Now first off, the World Economic Forum is exactly what Alba writes, a cabal (if you will) of powerful elites. The WEF hosts an annual meeting at the end of January in Davos, a mountain resort in Graubünden, in the eastern Alps region of Switzerland. The meeting brings together some 3,000 business leaders, international political leaders, economists, celebrities, and journalists for up to five days to discuss global issues, across 500 sessions.

Second, in general, people are not comfortable with the fate of the entire world being sculpted by a handful of political and business leaders, so it would seem logical that writers, activists, and others question the WEF.

Alba is turning this into a political issue and claiming “far-right” internet personalities are the only ones concerned with this issue. This is not true, every time the meetings are held in Davos, huge protests emerge which include people from all political stripes, including socialists and environmentalists.

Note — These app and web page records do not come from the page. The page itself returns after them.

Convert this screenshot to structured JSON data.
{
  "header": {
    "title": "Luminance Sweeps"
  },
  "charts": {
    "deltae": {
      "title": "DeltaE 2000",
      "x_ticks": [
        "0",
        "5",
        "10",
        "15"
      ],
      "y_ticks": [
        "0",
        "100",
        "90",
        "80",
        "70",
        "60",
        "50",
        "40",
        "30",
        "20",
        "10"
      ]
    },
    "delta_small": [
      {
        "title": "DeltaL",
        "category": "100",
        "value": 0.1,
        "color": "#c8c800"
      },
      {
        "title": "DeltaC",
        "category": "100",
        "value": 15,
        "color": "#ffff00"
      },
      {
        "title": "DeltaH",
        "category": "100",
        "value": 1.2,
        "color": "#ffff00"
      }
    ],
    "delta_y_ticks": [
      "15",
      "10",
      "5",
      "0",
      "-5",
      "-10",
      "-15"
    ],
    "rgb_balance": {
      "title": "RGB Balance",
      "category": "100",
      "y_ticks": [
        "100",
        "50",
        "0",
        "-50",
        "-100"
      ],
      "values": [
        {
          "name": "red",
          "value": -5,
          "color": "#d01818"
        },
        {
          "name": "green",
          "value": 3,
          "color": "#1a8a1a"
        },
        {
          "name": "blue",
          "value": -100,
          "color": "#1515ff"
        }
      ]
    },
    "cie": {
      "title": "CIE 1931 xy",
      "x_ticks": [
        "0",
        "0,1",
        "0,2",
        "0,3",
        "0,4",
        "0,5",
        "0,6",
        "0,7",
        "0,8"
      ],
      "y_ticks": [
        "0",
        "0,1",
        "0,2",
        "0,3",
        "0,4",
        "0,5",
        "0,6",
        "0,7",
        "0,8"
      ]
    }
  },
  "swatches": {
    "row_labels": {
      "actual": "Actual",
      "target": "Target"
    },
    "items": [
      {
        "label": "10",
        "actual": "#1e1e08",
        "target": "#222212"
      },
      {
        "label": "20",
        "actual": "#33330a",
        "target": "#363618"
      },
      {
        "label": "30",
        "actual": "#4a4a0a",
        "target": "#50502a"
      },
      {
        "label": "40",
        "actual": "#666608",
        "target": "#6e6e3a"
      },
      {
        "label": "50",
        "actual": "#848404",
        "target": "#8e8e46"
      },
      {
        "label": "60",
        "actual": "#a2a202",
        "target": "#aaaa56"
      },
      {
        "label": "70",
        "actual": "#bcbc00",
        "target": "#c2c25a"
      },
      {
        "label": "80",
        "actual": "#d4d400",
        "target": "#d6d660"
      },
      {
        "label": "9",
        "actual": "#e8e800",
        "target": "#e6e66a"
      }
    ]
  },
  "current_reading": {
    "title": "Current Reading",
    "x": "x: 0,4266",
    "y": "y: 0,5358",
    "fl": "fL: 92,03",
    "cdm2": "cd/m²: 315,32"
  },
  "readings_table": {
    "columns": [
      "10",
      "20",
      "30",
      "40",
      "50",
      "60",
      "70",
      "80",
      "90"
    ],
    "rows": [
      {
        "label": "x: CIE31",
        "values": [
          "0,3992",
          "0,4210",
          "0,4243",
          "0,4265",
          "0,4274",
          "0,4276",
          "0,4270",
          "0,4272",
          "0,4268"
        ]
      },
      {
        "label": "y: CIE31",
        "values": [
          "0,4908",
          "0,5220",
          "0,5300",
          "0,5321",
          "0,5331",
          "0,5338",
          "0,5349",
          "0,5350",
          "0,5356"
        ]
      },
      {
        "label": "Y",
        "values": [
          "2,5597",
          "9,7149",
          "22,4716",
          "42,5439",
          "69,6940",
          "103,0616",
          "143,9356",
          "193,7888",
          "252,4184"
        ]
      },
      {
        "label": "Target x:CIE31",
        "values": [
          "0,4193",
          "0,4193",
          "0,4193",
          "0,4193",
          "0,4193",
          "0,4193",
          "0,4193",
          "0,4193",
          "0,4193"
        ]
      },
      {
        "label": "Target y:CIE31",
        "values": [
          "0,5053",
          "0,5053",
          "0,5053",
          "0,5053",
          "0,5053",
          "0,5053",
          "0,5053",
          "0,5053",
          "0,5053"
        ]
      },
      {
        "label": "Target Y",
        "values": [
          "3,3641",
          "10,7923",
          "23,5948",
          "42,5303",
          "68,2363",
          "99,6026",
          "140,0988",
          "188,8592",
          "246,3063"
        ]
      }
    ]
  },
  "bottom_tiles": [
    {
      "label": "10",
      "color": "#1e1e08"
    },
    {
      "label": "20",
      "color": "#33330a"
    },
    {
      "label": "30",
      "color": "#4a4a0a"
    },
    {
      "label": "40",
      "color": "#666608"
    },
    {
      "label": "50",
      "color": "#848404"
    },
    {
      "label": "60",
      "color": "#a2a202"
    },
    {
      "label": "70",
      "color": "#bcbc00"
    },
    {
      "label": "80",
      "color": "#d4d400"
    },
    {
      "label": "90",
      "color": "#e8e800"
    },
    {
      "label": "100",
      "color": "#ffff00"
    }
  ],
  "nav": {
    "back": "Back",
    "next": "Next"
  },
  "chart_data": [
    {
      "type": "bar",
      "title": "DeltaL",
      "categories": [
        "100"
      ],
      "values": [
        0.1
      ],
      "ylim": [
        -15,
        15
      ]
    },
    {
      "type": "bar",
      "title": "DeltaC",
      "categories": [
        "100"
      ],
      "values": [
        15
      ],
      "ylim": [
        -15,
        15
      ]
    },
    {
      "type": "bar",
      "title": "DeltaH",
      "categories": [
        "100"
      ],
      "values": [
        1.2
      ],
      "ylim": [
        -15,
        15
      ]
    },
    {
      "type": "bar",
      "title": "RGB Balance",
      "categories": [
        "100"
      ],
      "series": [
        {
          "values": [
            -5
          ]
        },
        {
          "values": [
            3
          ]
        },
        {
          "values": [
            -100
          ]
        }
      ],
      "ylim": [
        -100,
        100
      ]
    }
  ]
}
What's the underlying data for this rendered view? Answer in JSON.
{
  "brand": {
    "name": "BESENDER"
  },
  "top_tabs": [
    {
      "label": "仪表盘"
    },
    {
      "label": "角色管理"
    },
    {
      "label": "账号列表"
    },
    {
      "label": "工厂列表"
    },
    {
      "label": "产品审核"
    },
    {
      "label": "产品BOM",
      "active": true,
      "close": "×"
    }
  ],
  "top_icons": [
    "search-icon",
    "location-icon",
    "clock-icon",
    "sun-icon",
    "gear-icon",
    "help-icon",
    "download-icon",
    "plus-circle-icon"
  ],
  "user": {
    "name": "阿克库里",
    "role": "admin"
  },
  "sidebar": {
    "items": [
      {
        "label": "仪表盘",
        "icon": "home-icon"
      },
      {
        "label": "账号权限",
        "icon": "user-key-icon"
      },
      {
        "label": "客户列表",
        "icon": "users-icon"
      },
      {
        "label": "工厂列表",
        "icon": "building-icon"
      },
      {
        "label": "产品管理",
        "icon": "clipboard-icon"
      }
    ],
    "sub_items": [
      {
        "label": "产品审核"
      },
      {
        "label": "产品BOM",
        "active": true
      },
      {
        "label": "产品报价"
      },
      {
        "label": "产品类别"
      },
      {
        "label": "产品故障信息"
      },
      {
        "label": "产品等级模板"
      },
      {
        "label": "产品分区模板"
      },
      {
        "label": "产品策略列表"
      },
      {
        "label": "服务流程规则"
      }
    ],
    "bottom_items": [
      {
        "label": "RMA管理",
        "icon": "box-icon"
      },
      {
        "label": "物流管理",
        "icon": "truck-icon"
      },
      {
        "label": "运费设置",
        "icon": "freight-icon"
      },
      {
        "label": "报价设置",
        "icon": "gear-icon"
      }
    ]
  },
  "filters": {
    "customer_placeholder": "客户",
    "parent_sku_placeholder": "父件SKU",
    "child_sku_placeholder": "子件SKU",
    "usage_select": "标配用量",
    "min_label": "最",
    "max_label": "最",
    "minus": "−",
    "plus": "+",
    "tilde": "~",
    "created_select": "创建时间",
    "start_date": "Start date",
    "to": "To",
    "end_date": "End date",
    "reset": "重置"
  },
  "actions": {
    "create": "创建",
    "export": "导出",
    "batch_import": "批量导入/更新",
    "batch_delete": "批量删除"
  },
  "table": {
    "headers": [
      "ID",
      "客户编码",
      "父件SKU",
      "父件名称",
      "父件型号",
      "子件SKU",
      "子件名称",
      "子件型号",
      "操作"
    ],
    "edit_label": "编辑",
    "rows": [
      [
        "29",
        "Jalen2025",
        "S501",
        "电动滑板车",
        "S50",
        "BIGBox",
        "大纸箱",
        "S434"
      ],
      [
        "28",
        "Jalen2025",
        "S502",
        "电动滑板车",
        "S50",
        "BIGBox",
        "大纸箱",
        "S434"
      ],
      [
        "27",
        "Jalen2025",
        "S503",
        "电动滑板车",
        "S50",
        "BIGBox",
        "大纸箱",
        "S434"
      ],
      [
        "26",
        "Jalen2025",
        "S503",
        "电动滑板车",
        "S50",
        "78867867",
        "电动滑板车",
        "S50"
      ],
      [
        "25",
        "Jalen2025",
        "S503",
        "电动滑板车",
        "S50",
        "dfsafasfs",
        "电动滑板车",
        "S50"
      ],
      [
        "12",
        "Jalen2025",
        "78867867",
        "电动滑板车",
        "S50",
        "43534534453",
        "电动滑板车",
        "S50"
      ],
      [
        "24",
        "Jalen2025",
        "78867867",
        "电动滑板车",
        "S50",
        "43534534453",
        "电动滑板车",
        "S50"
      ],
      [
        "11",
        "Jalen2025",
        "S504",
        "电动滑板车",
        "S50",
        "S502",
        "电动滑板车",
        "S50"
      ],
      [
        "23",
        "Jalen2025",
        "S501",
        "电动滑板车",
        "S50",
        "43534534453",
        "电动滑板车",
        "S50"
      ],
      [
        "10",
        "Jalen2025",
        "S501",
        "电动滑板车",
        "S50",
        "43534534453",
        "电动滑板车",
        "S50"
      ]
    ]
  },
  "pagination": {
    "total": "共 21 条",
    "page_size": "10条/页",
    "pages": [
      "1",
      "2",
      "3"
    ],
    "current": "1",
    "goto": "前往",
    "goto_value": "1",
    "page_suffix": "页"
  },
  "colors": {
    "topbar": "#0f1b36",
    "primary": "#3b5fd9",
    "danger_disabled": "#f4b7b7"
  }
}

People are suspicious, people question and people are skeptical. Perfectly acceptable in a society that is made up of individuals who all have different concerns.

Not according to the NY Times which continues;

The narrative first took root in late May, when Prince Charles and Klaus Schwab, the executive chairman of the World Economic Forum, announced plans to convene world leaders and discuss climate change and how to rebuild an economy damaged by the pandemic. The meeting was branded as a “Great Reset,” and the false rumors about the tight-knit group of elites manipulating the global economy took off.

In other words, yes the meetings are real, and yes it’s called The Great Reset; but it’s a conspiracy because individuals are mentioning this and writing about it, and talking about it and questioning it.  Unacceptable!! Only established media such as the NY Times can dictate to you, what one can discuss.

If it was not for “conspiracy theorists” independent media outlets and activists, the average person would even know The World Economic Forum even exists.

It would appear the NY Times by publishing this disinfo is “running cover” for the WEF and The Great Reset in general.

Alba seems most upset that it trended on Twitter:

Soon, far-right internet commentators with records of spreading misinformation posted about the conspiracy, collecting tens of thousands of likes and shares on Facebook and Twitter. The posters included Paul Joseph Watson, a former contributor to Infowars

The message the NY Times is conveying is simple, don’t think about The Great Reset, don’t write about it on Twitter, and don’t read anything about it, because we are telling you it’s a “conspiracy theory”

It seems that Alba and the NY Times tried to looby Twitter and Facebook to make The Great Reset vanish from the lexicon itself, the Times concluded;

Twitter said the tweets about the conspiracy did not violate its rules, and that “The Great Reset” was no longer trending. Facebook did not immediately respond to requests for comment.

The NY Times and others, literally want to control the narrative, they want to weave the story, they want to control what the public should be paying attention to,  and anything that interferes with their agenda will be branded with the dreaded “conspiracy theory” label.

Suffice to say, if the NY  Times is telling you to pay no attention to the WEF and The Great Reset, you should continue to learn more about these powerful influencers of the world